In an email to Brewbound, a spokesperson for the WSWA said that “cannabis is here to stay,” and that continued legalization efforts are inevitable.
That’s why the WSWA is arguing for a state-based regulatory framework similar to the one that exists in the alcohol industry, which it believes would ensure “safe consumption.”
“What I think ending prohibition for cannabis would do — if you enact appropriate regulations at the state level — would allow those states that choose to legalize to have a safe marketplace that serves the consumer, that allows business to operate openly, and allows businesses to operate in a safe manner so that consumers know what they are getting,” Hobbs told Fox Business’ Lisa Kennedy yesterday.
In a press release announcing its support of legalized cannabis, the WSWA offered a number of “key components” that regulators should consider when setting policy, including a minimum purchasing age, the establishment of impaired driving standards, tax collection and enforcement and various selling restrictions, among others.
“What we’re talking about is just creating a pathway for states to have federal recognition of legalization, by enacting appropriate regulation that creates a safe and reliable marketplace,” Hobbs told Fox.
Reached for comment, a spokesperson with the Beer Institute, a national trade group representing the interests of large and small brewers as well as industry suppliers, said the organization did not have an official position on the legalization of cannabis.
The group did, however, dedicate time to the subject at its annual meeting, held last month in Milwaukee, Wisconsin. The BI invited Jessica Lukas, the vice president of consumer insights at BDS Analytics, and Rick Garza, the director of the Washington State Liquor and Cannabis Board, to deliver two separate presentations on the state of legal cannabis in the U.S.

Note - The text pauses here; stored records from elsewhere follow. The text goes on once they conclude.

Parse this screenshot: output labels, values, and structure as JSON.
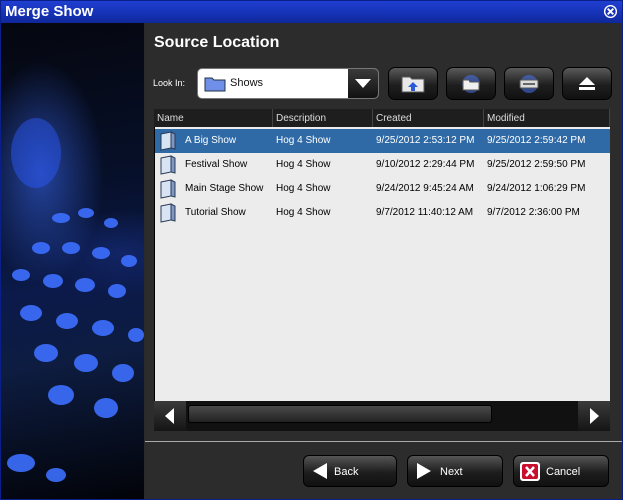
{
  "window": {
    "title": "Merge Show"
  },
  "panel": {
    "heading": "Source Location",
    "look_in_label": "Look In:",
    "look_in_value": "Shows"
  },
  "toolbar": {
    "buttons": [
      "up-folder-icon",
      "new-folder-icon",
      "network-drive-icon",
      "eject-icon"
    ]
  },
  "table": {
    "columns": [
      "Name",
      "Description",
      "Created",
      "Modified"
    ],
    "rows": [
      {
        "name": "A Big Show",
        "description": "Hog 4 Show",
        "created": "9/25/2012 2:53:12 PM",
        "modified": "9/25/2012 2:59:42 PM",
        "selected": true
      },
      {
        "name": "Festival Show",
        "description": "Hog 4 Show",
        "created": "9/10/2012 2:29:44 PM",
        "modified": "9/25/2012 2:59:50 PM",
        "selected": false
      },
      {
        "name": "Main Stage Show",
        "description": "Hog 4 Show",
        "created": "9/24/2012 9:45:24 AM",
        "modified": "9/24/2012 1:06:29 PM",
        "selected": false
      },
      {
        "name": "Tutorial Show",
        "description": "Hog 4 Show",
        "created": "9/7/2012 11:40:12 AM",
        "modified": "9/7/2012 2:36:00 PM",
        "selected": false
      }
    ]
  },
  "buttons": {
    "back": "Back",
    "next": "Next",
    "cancel": "Cancel"
  },
  "colors": {
    "title_bar": "#1532b5",
    "selection": "#2f6aa6",
    "cancel_icon": "#c8102e"
  }
}
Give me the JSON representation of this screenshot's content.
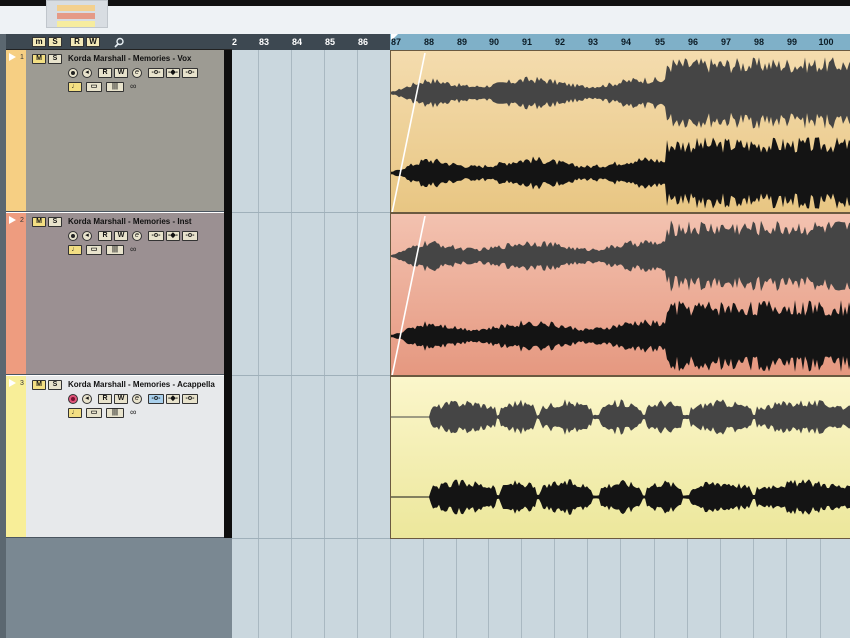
{
  "ruler": {
    "bars": [
      "2",
      "83",
      "84",
      "85",
      "86",
      "87",
      "88",
      "89",
      "90",
      "91",
      "92",
      "93",
      "94",
      "95",
      "96",
      "97",
      "98",
      "99",
      "100"
    ]
  },
  "toolbar": {
    "m_label": "m",
    "s_label": "S",
    "r_label": "R",
    "w_label": "W",
    "search_icon": "search-icon"
  },
  "tracks": [
    {
      "number": "1",
      "name": "Korda Marshall - Memories - Vox",
      "color": "#f6cf83",
      "panel_color": "#9d9b93",
      "event_top": "#f4dcae",
      "event_bottom": "#e8c683",
      "record_armed": false
    },
    {
      "number": "2",
      "name": "Korda Marshall - Memories - Inst",
      "color": "#ee9c7f",
      "panel_color": "#9b9092",
      "event_top": "#f3c2b0",
      "event_bottom": "#e59880",
      "record_armed": false
    },
    {
      "number": "3",
      "name": "Korda Marshall - Memories - Acappella",
      "color": "#f8ee98",
      "panel_color": "#e7e9eb",
      "event_top": "#fbf6cb",
      "event_bottom": "#ece79b",
      "record_armed": true
    }
  ],
  "buttons": {
    "mute": "M",
    "solo": "S",
    "read": "R",
    "write": "W",
    "edit": "e"
  },
  "colors": {
    "ruler_active": "#7fb0c8",
    "project_bg": "#cad7de",
    "divider": "#0e0e0e"
  }
}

According to Lukas, legal sales of cannabis in North America are expected to grow to $24.2 billion by 2021 and 83 percent of Americans agree that there should be “some form of legal marijuana usage.”
For his part, Hobbs said the WSWA plans to lobby Congress to pass legislation that allows states to legalize cannabis with “a minimum regulatory threshold.”
The announcement comes about one month after President Donald Trump said he would likely support legislation to end the federal ban on marijuana.
It also came a day before New York Gov. Andrew Cuomo (D) and his administration released a state Health Department report, which found that “regulated marijuana program would have health, social justice, and economic benefits.”
“It has become less a question of whether to legalize but how to do so responsibly,” the report read.
Despite what appears to be overwhelming support for the legalization of cannabis and approval from one corner of the alcohol industry, one beer industry insider, who asked not to be named, told Brewbound that “it’s better to be right than to be first” when asked why many beer industry stakeholders have been hesitant to take a position.
Nevertheless, a number of beer companies have already moved forward with investments into the cannabis sector, even though federal regulatory concerns still exist.
Constellation Brands, which owns a variety of wine and spirits labels in addition to the Corona, Modelo, and Pacifico import brands, is looking to develop a line of cannabis-infused beverages. It owns a 9.9 percent stake in Canada’s Canopy Growth Corporation (WEED), the world’s largest publicly traded cannabis company.
Meanwhile, Heineken-owned Lagunitas Brewing Company recently announced the launch of Hi-Fi Hops, a non-alcoholic sparkling water product that is infused with THC, CBD and hop oils.
Craft Brew Alliance is also examining the possibility of a CBD-infused beer and Molson Coors is said to be in talks with “several” Canadian marijuana companies as it considers introducing a line of cannabis-infused beverages.
The WSWA’s full press release can be found here.